This post is a virtual interview with Mr. Warren Buffett that I created by framing questions to match answers from his annual letters. Its not a long interview so I strongly urge you to read each answer closely. Really give it an effort to understand what he's saying. This is distilled investing knowledge of a lifetime. It wouldn't hurt to memorize it:
Q. Mr. Buffett, you’ve taught us to look for a good business at a good price. Could you give us an example of a good business that all of our Rule One students can easily understand?
A. They ought to be confident if they buy a farm.... [T]hey ought to look at what the farm produces, how many bushels an acre do they get out of their corn or soybeans and what prices do they bring. If you decide to buy a farm and you pay the right price for it, you don’t need to lose faith in American agriculture, you know, because the prices of farms go down.
Q. So you don’t worry at all about being able to buy this farm or business cheaper tomorrow. What if the economy and stock market are melting down? Do you still step in there and buy?
A. If you tell me the economy is going to be terrible for 12 months, pick a number, and then if I find something that is attractive today, I am going to buy it today. I am not going to wait and hope that it sells cheaper six months from now. Because who knows when stocks will hit a low or a high? Nobody knows that. All you know is whether you’re getting enough for your money or not.
Q. So what are the key things you look for to determine whether you are getting enough for your money?
A. If you’re going to buy a stock in some business that’s been around for a 100 years and will be around for 100 more years and it’s not a leveraged company and it sells some important product and it’s got a strong competitive position and you buy it at a reasonable multiple of earnings, you don’t have to worry about crooks, you’re going to do fine.
Q. What’s your view of a ‘reasonable’ multiple of earnings? Is there a number?
A. We acquired a company recently and the owner quoted me as saying that I like to buy a PE of 10. I’ll leave it at that.
Q. We’re not supposed to worry about the business’s market price declining, right? Is there a percentage decline beyond which you’d be very concerned?
A. Unless you can watch your stock holding decline by 50% without becoming panic-stricken, you should not be in the stock market.
Q. That brings up the question of diversification. You are famously not diversified across the broad market. Why is that better than spreading it around to a lot of good companies?
A. Wide diversification is only required when investors do not understand what they are doing. Never invest in a business you cannot understand.
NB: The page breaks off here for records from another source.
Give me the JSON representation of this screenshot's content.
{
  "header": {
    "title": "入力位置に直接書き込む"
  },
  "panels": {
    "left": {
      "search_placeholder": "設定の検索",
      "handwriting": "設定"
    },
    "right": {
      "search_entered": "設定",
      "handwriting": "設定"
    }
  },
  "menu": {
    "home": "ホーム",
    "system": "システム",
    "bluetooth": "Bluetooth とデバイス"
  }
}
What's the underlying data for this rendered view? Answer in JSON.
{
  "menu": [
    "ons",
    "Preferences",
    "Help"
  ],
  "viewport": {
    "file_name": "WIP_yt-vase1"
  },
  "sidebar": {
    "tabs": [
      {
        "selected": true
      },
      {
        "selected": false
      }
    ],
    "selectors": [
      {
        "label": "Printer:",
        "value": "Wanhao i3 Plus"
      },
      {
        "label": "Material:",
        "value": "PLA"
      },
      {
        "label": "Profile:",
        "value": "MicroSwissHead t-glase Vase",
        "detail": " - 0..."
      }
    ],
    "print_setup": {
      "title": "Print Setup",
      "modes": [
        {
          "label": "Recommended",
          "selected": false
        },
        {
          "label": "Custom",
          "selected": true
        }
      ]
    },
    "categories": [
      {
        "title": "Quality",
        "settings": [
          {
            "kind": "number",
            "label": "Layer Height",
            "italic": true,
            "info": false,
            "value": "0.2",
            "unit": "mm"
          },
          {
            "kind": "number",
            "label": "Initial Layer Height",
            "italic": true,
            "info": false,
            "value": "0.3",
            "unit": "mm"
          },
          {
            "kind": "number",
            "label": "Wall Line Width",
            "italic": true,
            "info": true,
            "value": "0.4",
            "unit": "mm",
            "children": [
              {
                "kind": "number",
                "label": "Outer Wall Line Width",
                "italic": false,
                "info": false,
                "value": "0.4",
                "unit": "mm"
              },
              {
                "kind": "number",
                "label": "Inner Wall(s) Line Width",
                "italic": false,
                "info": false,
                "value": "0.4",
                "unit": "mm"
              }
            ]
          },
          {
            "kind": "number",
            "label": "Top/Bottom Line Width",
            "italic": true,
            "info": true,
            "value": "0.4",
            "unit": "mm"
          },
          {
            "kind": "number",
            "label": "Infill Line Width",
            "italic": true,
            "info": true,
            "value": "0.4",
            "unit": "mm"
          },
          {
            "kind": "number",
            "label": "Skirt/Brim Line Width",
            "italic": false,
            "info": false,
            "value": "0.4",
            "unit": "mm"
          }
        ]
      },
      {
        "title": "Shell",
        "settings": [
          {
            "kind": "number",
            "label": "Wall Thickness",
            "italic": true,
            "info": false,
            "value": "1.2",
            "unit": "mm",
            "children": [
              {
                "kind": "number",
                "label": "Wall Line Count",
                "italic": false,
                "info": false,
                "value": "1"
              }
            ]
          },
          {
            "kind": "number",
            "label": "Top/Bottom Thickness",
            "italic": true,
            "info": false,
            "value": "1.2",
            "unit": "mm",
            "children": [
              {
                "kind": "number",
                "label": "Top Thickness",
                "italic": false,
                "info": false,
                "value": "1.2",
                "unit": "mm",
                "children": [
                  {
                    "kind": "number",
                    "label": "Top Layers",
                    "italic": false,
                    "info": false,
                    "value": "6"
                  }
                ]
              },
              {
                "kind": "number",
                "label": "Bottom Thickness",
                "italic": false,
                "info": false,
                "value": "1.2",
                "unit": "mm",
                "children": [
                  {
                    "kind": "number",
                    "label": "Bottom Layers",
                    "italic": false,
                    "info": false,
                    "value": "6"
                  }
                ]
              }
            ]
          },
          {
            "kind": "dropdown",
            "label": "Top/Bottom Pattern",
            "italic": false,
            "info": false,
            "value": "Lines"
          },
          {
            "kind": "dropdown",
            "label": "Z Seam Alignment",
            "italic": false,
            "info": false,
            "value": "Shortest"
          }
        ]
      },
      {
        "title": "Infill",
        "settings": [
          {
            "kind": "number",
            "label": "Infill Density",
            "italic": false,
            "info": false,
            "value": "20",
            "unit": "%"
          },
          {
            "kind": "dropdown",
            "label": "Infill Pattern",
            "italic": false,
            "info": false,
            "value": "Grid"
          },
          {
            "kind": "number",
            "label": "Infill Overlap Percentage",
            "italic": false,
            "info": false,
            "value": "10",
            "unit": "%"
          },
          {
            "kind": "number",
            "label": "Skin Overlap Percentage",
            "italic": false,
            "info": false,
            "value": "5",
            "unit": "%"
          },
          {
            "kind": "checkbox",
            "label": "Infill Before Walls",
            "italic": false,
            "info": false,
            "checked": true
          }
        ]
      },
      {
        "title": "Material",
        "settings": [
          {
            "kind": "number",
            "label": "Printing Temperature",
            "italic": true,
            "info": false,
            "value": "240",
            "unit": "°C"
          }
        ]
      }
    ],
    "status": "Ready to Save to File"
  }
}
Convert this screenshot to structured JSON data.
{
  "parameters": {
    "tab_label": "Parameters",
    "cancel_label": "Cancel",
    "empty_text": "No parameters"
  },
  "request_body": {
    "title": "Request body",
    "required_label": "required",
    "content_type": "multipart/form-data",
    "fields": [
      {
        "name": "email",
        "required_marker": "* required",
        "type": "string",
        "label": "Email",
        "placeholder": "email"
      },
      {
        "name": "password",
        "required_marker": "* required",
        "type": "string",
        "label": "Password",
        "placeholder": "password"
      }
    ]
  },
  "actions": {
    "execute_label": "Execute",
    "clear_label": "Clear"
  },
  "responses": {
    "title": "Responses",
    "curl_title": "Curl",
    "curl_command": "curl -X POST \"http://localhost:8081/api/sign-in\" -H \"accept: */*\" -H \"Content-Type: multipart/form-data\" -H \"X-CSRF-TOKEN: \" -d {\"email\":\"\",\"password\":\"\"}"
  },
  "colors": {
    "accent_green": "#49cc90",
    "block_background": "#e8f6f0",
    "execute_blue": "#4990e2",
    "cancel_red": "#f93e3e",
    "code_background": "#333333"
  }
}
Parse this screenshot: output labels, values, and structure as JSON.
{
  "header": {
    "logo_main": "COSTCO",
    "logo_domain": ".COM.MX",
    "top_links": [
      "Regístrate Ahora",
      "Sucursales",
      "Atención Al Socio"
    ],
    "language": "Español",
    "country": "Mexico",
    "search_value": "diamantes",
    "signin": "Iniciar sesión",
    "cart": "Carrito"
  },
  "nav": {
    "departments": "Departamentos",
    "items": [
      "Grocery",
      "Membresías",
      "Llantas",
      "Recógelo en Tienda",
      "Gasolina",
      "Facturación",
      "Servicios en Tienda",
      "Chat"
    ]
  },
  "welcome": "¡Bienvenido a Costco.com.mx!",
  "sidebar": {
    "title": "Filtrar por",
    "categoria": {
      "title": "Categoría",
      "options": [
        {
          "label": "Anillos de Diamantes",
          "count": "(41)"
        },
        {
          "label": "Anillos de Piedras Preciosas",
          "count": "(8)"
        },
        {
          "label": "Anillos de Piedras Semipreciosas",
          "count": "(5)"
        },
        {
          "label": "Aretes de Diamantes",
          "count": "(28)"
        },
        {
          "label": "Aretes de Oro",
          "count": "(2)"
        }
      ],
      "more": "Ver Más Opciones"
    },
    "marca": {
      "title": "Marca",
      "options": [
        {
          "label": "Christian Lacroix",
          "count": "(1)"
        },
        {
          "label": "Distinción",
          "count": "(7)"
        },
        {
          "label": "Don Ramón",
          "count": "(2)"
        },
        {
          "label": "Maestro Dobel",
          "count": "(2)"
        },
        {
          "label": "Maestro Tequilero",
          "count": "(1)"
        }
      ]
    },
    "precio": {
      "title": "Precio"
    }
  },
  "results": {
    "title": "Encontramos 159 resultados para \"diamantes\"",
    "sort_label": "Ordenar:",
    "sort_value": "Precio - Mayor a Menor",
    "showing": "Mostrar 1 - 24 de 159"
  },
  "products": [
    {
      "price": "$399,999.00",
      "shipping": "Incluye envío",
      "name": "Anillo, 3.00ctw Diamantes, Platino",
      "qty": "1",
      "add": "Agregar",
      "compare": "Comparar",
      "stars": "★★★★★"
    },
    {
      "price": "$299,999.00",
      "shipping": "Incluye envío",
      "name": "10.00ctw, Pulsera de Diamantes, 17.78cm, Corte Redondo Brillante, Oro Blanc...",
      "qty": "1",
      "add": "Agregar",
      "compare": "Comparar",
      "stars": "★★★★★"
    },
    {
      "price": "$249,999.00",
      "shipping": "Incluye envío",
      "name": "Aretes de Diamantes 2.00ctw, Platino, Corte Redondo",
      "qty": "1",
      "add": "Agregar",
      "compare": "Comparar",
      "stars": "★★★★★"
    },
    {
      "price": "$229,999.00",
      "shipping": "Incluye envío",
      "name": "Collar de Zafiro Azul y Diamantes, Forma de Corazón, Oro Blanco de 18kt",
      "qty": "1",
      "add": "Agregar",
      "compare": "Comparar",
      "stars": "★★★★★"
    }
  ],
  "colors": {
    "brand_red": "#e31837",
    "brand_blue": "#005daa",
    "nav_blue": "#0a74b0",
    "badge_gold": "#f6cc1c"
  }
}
Risk can be greatly reduced by concentrating on only a few holdings in businesses you understand well.
Q. Which takes us to my last question: What’s the most critical thing for our Rule One students to focus on?
A. The critical investment factor is determining the intrinsic value of a business and paying a fair or bargain price. [And] lethargy bordering on sloth should remain the cornerstone of [their] investment style.
Q. Thank you very much, Mr. Buffett. Everything makes total sense. Its so weird so few people follow these principles. I always wondered why.
A. I asked [Ben]Graham the same question. Everyone took his class at Columbia Business School. 90% of the people that took his class ended up doing something else.
Now go play.